• _Problem requirements_: In the material below, find each line with the word "label" and list it.

• _Records supplied_:
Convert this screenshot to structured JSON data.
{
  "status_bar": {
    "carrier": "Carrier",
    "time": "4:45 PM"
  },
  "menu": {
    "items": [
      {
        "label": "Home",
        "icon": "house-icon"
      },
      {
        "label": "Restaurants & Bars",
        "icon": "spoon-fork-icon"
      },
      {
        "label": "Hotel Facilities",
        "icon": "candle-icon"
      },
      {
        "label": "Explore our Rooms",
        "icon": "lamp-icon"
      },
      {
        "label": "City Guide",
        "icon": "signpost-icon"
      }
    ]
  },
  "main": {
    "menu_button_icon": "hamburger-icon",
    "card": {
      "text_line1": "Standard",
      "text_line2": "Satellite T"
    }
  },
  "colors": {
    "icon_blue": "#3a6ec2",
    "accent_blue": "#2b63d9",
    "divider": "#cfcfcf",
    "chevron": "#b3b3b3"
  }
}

• _Result for this task_:
        "label": "Home",
        "label": "Restaurants & Bars",
        "label": "Hotel Facilities",
        "label": "Explore our Rooms",
        "label": "City Guide",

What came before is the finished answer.